COMPOSERS: Bartok,Beethoven,Janacek,JS Bach,Schumann
WORKS: Beethoven: Piano Sonata No. 31; Schumann: Faschingsschawnk aus Wien; plus piano works by JS Bach, Janácek & Bartók
PERFORMER: Piotr Anderszewski
CATALOGUE NO: 267 2912
A live recording is risky for a pianist who opts to re-play a long work in recital because his first shot wasn’t in his view good enough, but this atmospheric event follows its arc with absolute assurance.
Piotr Anderszewski employs a small but incisive tone in the Bach Sinfonia, as though he is taking us into his confidence; the Allemande is sweet and unassuming, the Courante has warmth, the Sarabande has rapt expressiveness.

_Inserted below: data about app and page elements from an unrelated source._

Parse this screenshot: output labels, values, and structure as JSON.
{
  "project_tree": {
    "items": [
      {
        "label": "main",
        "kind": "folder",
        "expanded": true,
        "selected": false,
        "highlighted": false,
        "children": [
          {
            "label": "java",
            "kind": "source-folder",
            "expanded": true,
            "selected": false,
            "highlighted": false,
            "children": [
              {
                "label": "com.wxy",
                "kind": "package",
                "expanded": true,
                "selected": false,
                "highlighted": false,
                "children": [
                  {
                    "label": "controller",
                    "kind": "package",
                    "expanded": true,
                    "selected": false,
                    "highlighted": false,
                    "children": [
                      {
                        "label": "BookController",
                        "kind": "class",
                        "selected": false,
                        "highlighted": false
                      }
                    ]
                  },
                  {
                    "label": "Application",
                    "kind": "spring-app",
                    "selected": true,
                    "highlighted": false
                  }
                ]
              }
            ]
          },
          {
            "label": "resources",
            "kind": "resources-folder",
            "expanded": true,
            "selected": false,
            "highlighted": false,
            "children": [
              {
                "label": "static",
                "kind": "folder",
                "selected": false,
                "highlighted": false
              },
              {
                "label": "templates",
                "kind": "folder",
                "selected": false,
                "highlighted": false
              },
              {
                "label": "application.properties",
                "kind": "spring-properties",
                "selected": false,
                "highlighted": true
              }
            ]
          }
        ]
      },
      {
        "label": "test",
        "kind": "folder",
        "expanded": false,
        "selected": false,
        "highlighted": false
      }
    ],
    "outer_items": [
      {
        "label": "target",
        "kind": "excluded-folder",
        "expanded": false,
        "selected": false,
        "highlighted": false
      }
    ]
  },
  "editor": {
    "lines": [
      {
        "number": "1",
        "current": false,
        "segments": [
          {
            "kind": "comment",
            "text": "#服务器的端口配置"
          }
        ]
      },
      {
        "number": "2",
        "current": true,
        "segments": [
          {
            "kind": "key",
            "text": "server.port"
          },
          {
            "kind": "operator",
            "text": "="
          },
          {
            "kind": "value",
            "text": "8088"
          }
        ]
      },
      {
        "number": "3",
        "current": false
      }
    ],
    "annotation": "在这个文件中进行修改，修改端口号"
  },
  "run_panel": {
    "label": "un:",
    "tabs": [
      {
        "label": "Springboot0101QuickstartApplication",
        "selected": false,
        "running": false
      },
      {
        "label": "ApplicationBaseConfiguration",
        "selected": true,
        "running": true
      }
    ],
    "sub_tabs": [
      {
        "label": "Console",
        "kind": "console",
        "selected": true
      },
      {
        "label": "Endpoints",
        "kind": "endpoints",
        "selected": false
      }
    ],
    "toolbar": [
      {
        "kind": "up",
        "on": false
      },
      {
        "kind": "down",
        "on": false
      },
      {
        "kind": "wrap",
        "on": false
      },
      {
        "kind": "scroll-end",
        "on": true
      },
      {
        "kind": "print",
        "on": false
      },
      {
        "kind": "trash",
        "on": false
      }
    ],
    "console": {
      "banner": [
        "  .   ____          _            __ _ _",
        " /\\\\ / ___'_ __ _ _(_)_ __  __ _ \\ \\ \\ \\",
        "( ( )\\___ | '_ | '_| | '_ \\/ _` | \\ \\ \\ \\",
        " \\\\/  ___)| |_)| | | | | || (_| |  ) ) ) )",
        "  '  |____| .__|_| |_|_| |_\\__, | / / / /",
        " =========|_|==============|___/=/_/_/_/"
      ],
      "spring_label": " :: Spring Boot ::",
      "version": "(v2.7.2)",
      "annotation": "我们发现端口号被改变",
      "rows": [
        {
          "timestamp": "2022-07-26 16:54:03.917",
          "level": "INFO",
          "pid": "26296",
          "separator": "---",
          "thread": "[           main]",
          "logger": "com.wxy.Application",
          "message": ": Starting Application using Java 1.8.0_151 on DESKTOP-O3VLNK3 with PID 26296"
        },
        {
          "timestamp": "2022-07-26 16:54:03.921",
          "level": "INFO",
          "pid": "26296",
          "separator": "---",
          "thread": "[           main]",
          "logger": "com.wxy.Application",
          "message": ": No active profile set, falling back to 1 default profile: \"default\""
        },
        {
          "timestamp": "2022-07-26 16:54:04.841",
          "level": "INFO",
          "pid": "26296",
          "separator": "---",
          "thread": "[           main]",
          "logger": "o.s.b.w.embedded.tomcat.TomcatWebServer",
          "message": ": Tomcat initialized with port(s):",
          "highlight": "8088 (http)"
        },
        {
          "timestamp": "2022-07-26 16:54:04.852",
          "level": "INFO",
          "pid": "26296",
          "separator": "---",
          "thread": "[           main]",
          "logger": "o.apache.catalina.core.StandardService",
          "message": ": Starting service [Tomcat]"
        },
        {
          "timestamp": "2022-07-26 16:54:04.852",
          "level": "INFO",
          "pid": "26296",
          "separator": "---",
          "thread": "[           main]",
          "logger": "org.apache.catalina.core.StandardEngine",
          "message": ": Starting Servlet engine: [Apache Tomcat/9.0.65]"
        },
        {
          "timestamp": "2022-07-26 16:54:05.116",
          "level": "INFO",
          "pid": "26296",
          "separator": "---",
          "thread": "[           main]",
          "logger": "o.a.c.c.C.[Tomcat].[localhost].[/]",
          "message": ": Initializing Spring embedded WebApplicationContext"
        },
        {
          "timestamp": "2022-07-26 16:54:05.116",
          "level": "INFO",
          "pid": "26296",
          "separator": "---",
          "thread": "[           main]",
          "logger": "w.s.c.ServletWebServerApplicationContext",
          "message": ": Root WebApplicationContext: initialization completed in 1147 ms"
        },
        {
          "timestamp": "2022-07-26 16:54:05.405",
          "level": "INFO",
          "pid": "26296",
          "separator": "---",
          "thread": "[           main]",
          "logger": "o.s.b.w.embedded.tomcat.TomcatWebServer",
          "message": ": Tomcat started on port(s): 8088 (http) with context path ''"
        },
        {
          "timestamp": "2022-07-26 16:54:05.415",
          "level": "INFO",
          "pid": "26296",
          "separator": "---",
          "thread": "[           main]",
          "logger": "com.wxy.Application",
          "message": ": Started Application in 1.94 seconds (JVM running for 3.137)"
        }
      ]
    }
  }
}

As the Partita progresses, the playing becomes more exuberant: the Caprice is pure tumbling energy. This Bach is characterised above all by Anderszewski’s wonderful touch – light, precise, and muscular.
He brings this same touch to Beethoven, though it’s by no means all that’s required, and what we miss in this rendering of the majestic penultimate sonata is the sense of it being forged into a free-standing structure with massive tensile strength.

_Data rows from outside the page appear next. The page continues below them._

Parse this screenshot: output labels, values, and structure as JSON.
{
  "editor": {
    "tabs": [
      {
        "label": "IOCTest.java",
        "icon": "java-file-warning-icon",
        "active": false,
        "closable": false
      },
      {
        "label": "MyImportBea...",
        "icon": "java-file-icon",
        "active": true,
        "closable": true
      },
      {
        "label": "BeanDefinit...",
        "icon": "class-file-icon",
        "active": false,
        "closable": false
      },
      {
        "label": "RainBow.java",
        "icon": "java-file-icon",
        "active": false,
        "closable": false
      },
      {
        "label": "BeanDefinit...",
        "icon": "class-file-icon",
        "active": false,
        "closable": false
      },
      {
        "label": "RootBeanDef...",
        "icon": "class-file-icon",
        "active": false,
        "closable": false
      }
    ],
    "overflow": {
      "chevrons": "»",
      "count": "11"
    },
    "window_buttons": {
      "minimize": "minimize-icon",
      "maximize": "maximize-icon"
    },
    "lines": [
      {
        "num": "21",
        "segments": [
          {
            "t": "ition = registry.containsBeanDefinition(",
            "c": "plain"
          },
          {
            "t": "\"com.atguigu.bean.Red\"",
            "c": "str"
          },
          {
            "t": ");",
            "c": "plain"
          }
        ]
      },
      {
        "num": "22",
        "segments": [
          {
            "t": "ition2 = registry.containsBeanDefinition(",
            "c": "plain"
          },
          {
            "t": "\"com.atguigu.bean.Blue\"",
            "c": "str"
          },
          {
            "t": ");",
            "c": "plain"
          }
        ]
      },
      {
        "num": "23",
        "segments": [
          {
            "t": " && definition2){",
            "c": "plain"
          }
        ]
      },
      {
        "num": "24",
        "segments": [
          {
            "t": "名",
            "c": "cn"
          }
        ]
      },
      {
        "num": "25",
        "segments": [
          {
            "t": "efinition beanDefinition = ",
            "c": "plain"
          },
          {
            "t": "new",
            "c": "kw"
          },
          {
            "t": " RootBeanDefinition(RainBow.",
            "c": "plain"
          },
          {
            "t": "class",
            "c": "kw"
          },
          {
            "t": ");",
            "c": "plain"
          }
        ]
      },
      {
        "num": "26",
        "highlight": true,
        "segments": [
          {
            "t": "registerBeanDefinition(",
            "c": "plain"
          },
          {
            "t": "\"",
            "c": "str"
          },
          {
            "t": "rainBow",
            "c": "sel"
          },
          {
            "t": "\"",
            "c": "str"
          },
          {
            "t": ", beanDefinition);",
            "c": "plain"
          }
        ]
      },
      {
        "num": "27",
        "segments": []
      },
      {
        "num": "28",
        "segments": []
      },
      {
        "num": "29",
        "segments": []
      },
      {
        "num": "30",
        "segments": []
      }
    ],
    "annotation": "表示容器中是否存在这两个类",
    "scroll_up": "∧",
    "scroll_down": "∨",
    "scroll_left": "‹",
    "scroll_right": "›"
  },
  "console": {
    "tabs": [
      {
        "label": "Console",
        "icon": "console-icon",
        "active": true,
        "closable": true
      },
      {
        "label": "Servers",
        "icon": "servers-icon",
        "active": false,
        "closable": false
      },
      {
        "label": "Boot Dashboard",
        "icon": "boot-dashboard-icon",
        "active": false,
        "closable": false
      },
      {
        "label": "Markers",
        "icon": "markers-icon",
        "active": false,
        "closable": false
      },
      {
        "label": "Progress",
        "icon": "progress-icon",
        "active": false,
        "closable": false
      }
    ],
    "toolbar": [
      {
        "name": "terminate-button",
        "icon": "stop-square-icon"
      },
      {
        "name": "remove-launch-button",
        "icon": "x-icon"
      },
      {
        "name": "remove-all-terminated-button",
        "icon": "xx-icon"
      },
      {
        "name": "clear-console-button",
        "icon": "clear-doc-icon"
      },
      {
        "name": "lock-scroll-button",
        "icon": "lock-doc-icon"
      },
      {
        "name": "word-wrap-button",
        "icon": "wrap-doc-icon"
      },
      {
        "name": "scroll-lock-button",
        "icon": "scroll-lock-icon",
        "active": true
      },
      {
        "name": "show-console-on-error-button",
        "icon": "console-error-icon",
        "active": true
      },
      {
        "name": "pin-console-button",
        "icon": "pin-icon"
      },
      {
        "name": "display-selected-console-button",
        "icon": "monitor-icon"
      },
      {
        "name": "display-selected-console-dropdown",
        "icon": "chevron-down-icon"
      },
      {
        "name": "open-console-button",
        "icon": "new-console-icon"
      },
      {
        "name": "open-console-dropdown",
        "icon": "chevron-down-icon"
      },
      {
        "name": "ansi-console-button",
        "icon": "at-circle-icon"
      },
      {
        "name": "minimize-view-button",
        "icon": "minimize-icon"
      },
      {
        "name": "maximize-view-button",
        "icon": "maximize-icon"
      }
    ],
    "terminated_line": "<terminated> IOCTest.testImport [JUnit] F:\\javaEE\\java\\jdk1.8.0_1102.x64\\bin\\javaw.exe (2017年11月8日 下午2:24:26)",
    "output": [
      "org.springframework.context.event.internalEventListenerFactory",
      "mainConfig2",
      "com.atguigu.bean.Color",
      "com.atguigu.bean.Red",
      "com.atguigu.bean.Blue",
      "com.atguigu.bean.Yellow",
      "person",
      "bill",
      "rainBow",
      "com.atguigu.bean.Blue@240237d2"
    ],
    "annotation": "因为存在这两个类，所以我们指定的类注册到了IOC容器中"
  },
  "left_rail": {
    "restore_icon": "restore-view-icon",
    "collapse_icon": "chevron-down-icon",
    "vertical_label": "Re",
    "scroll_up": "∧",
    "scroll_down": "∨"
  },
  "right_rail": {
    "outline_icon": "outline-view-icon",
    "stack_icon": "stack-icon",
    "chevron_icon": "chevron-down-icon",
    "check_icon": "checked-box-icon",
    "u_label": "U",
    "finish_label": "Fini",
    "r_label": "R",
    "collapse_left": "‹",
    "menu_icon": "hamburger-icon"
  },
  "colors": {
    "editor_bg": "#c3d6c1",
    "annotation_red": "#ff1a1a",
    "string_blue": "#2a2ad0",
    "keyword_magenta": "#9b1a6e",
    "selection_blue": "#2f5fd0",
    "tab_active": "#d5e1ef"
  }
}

One should never feel drift as one does here at moments in the arioso-fugal alternation, but Anderszewski brings out the feminine aspects of the first movement interestingly, and he ends on a thrilling climax.

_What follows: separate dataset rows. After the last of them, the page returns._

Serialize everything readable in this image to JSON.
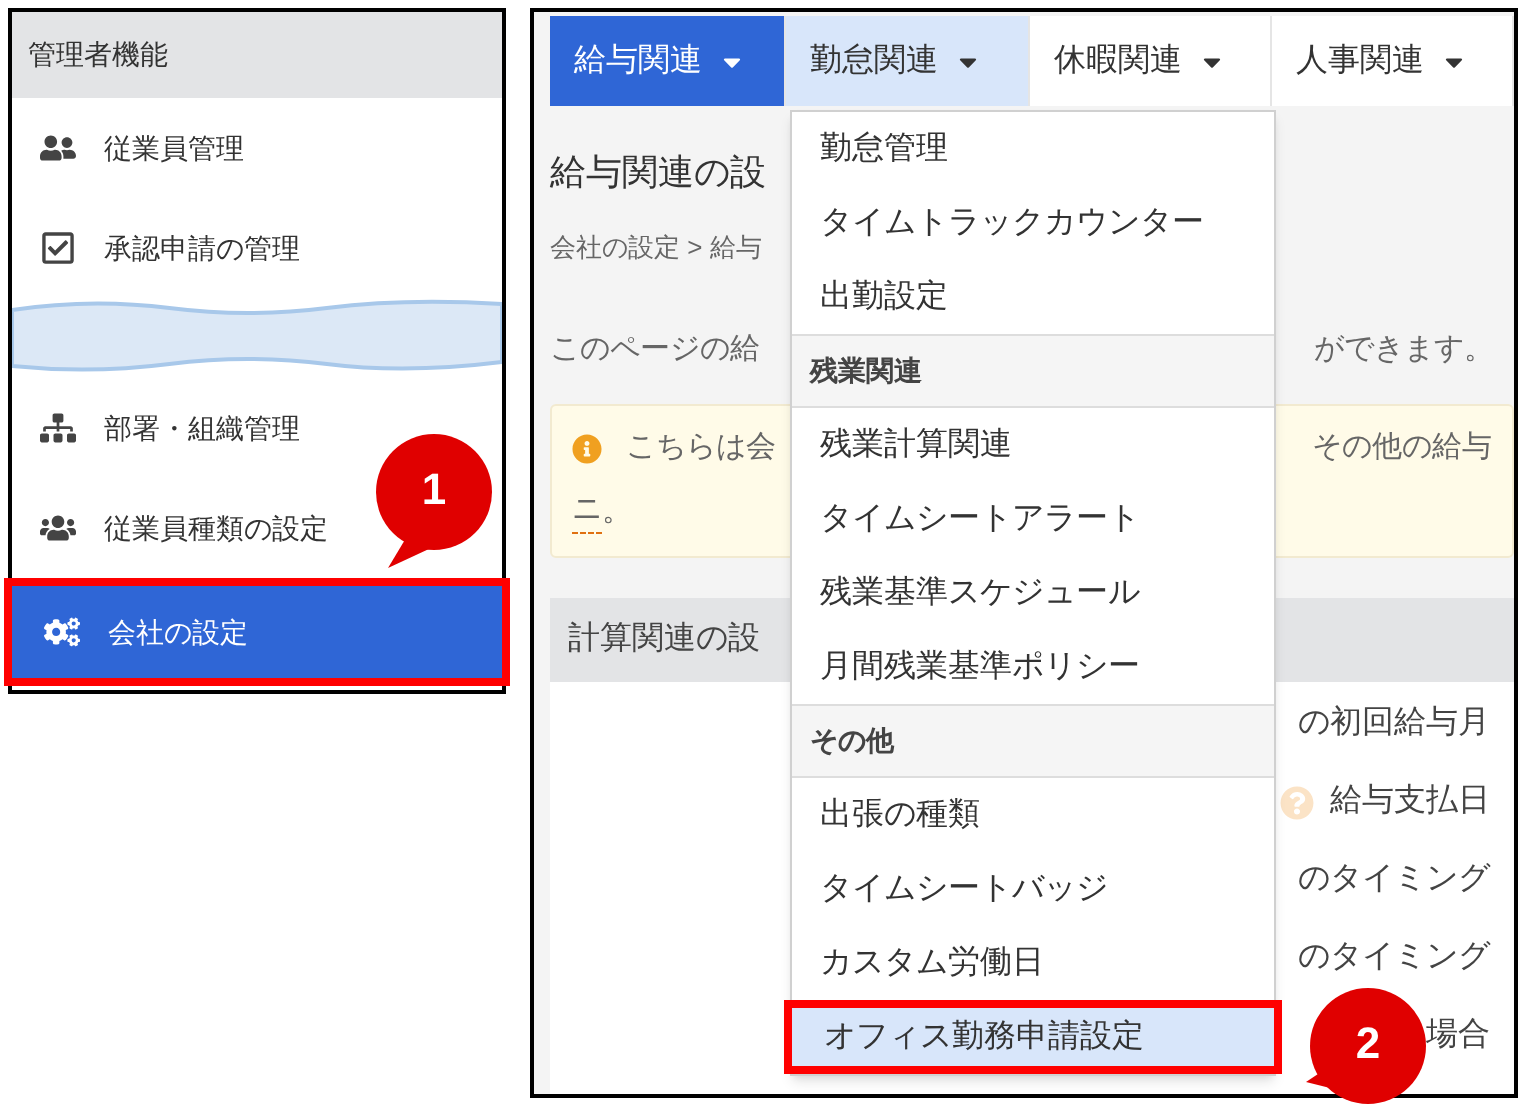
{
  "sidebar": {
    "header": "管理者機能",
    "items": [
      {
        "label": "従業員管理",
        "selected": false,
        "highlighted": false
      },
      {
        "label": "承認申請の管理",
        "selected": false,
        "highlighted": false
      },
      {
        "kind": "break"
      },
      {
        "label": "部署・組織管理",
        "selected": false,
        "highlighted": false
      },
      {
        "label": "従業員種類の設定",
        "selected": false,
        "highlighted": false
      },
      {
        "label": "会社の設定",
        "selected": true,
        "highlighted": true
      }
    ],
    "callout": "1"
  },
  "tabs": [
    {
      "label": "給与関連",
      "selected": true,
      "open": false
    },
    {
      "label": "勤怠関連",
      "selected": false,
      "open": true
    },
    {
      "label": "休暇関連",
      "selected": false,
      "open": false
    },
    {
      "label": "人事関連",
      "selected": false,
      "open": false
    }
  ],
  "page": {
    "title": "給与関連の設",
    "breadcrumb": "会社の設定 > 給与",
    "description_left": "このページの給",
    "description_right": "ができます。",
    "notice": {
      "left": "こちらは会",
      "right": "その他の給与",
      "link": "ニ"
    },
    "notice_end": "。",
    "section": {
      "title": "計算関連の設",
      "rows": [
        {
          "text": "の初回給与月",
          "help": false
        },
        {
          "text": "給与支払日",
          "help": true
        },
        {
          "text": "のタイミング",
          "help": false
        },
        {
          "text": "のタイミング",
          "help": false
        },
        {
          "text": "場合",
          "help": false
        }
      ]
    }
  },
  "dropdown": {
    "items": [
      {
        "kind": "item",
        "label": "勤怠管理",
        "selected": false,
        "highlighted": false
      },
      {
        "kind": "item",
        "label": "タイムトラックカウンター",
        "selected": false,
        "highlighted": false
      },
      {
        "kind": "item",
        "label": "出勤設定",
        "selected": false,
        "highlighted": false
      },
      {
        "kind": "header",
        "label": "残業関連"
      },
      {
        "kind": "item",
        "label": "残業計算関連",
        "selected": false,
        "highlighted": false
      },
      {
        "kind": "item",
        "label": "タイムシートアラート",
        "selected": false,
        "highlighted": false
      },
      {
        "kind": "item",
        "label": "残業基準スケジュール",
        "selected": false,
        "highlighted": false
      },
      {
        "kind": "item",
        "label": "月間残業基準ポリシー",
        "selected": false,
        "highlighted": false
      },
      {
        "kind": "header",
        "label": "その他"
      },
      {
        "kind": "item",
        "label": "出張の種類",
        "selected": false,
        "highlighted": false
      },
      {
        "kind": "item",
        "label": "タイムシートバッジ",
        "selected": false,
        "highlighted": false
      },
      {
        "kind": "item",
        "label": "カスタム労働日",
        "selected": false,
        "highlighted": false
      },
      {
        "kind": "item",
        "label": "オフィス勤務申請設定",
        "selected": true,
        "highlighted": true
      }
    ],
    "callout": "2"
  }
}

The four pieces comprising Janácek’s In the Mists represent a different challenge, and I mean no disrespect to Anderszewski by saying I prefer András Schiff’s more dramatic interpretation (on ECM): what we get here has an exquisite delicacy, which Anderszewski brings out again with his lovely Bartók encore.
But Schumann’s fanciful Faschingsschwank sees him in coruscating form: the word means ‘carnival farce’, and that is what we get, with sly comedy, wistfulness, and megawatt dazzle following each other in quick succession across the stage. Michael Church